To ensure you don’t fall into this trap, think of talking to one person with every piece of content you create. For example, when sitting down to write a blog, imagine yourself as the person reading it. Who are they? What problem can you solve for them? What are they trying to accomplish?
When you do this, you make the process of writing easier and, most important, the format (i.e., ebook, infographic, blog) takes care of itself. [To aid in coming up with these ideas, keep a running list of questions and comments you receive about your product or service. Create content that answers these questions.]
Value feasibility over frequency. We hear all the time that you must blog every day. That’s complete B.S. In fact, some of the most successful blogs publish only a couple times a week or a few times a month. You’ll need to experiment to find out how often your audience expects to hear from you. However, quality trumps quantity.
A rule I believe wholeheartedly in is to only publish as often as you can do a job you are happy with and would be proud to share. To further drive home this line of thinking, I tell clients to answer this question: “Would you feel comfortable doing outreach to some of the top thought leaders in your space, asking them to share this content?” If not, don’t create it.
No, every piece of content won’t be a home run, but to be successful, you must develop a reputation for producing content that gets noticed. [Instead of focusing on the writing, spend more time brainstorming, note-taking, then begin to piece the content together digitally. Once you're done, "massage" it and share with your staff. When it meets their approval and yours, it's ready to be shared. Take a look at how much time it took from conception to delivery. That's your new content frequency schedule.]
Communicate, don’t replicate. We live in a monkey-see, monkey-do world. If one blog a day works for the competition, then dammit, that’s what we need to be doing. But like the dieter, we quickly see that blindly following others’ advice only gets us so far. Worse still, we’ve learned nothing in the process, so when the progress stalls, our hopes are dashed along with it. Don’t be a blind follower.
Get to know your audience. Devote time to learning from and communicating with your existing clients and prospects. Then, commit to producing content that engages them, meets them where they are in the information-gathering process and that delivers real value to their lives. Notice I wrote “information-gathering,” not “buying” process.
You must earn the right to serve them. [Each week, set aside a few 15-minute slots to call (not email) some of your existing clients. Ask how they are doing, what, if anything, you can help them with, and let them know you're available anytime they have a question. You'll be amazed at how simply opening this door leads to them sharing information that could better enable your company to serve your entire customer base, while attracting new clients as well.
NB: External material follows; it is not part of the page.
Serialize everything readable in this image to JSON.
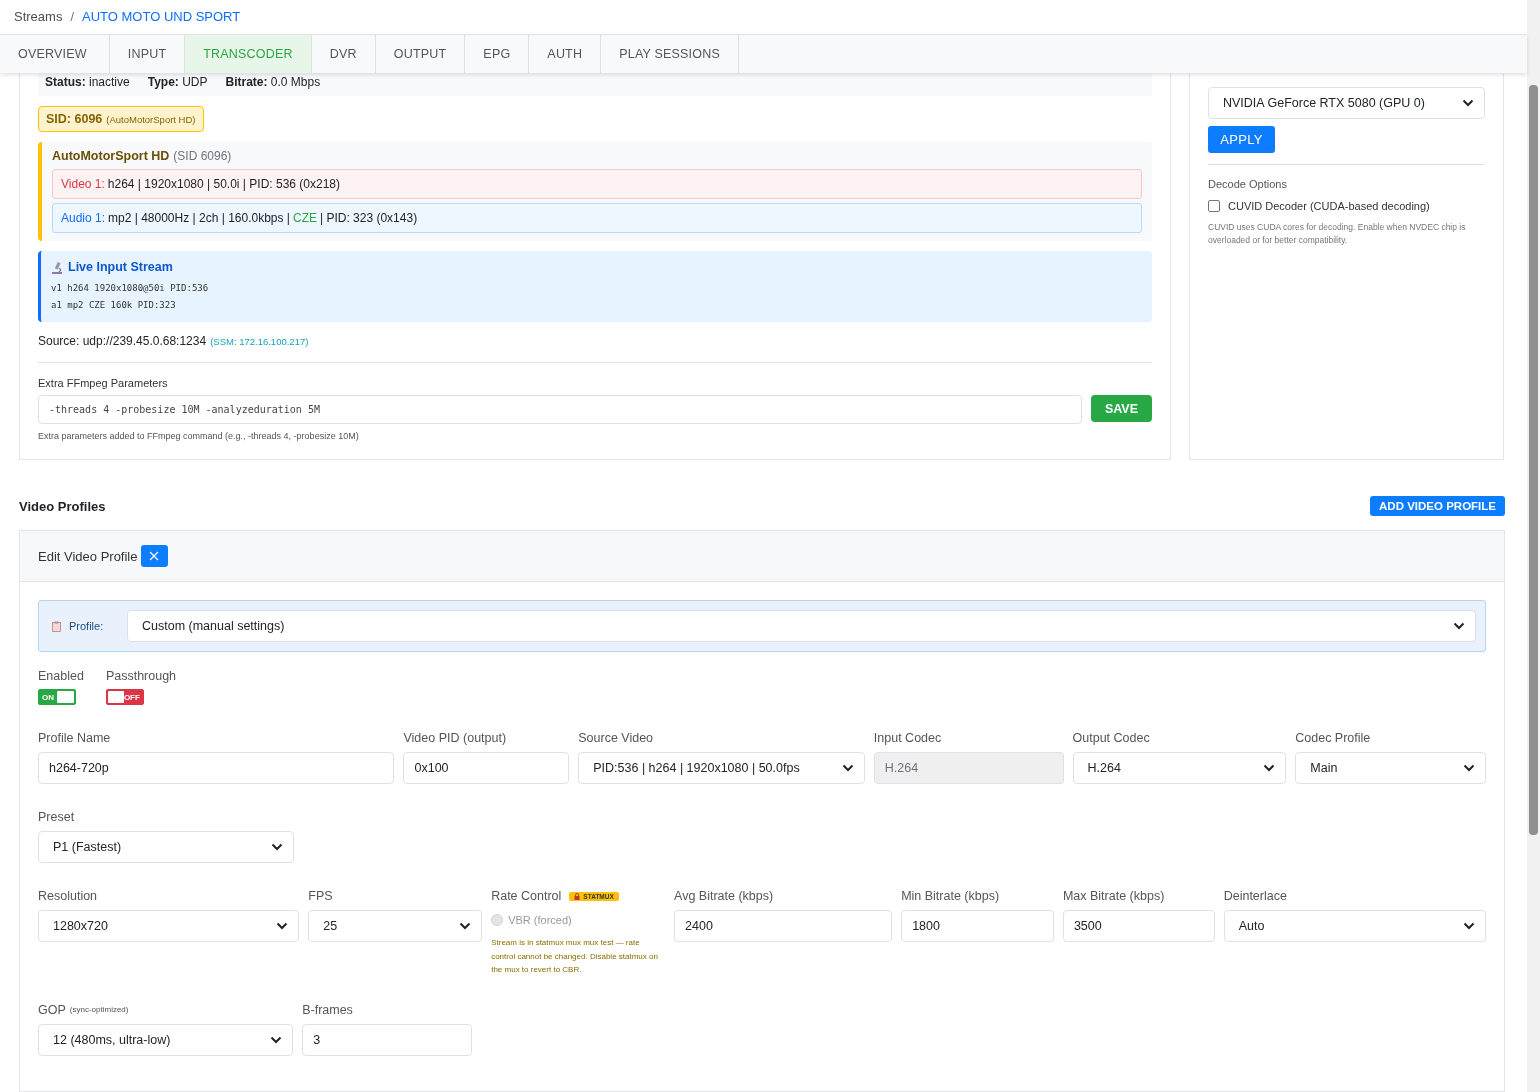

Creating content based on the information shared likely puts you in front of the right audience with the right message.]
As you can likely tell, I’m not a big fan of “content” marketing. I prefer the emphasis be on the customer, not the information thrown at him or her. In my opinion, we can disagree all we want about what suffices as quality, but one thing is inarguable: Caring enough to create the right content for the right audience positions your business closer to success. Lest you get the wrong idea, consistently producing quality content is not an easy task.
It takes focus, discipline and the willingness to do the little things better with each new effort. The points outlined above have been used successfully by a number of clients. I’m convinced they can do the same for your business. Please drop a comment below. I’m interested to know your thoughts.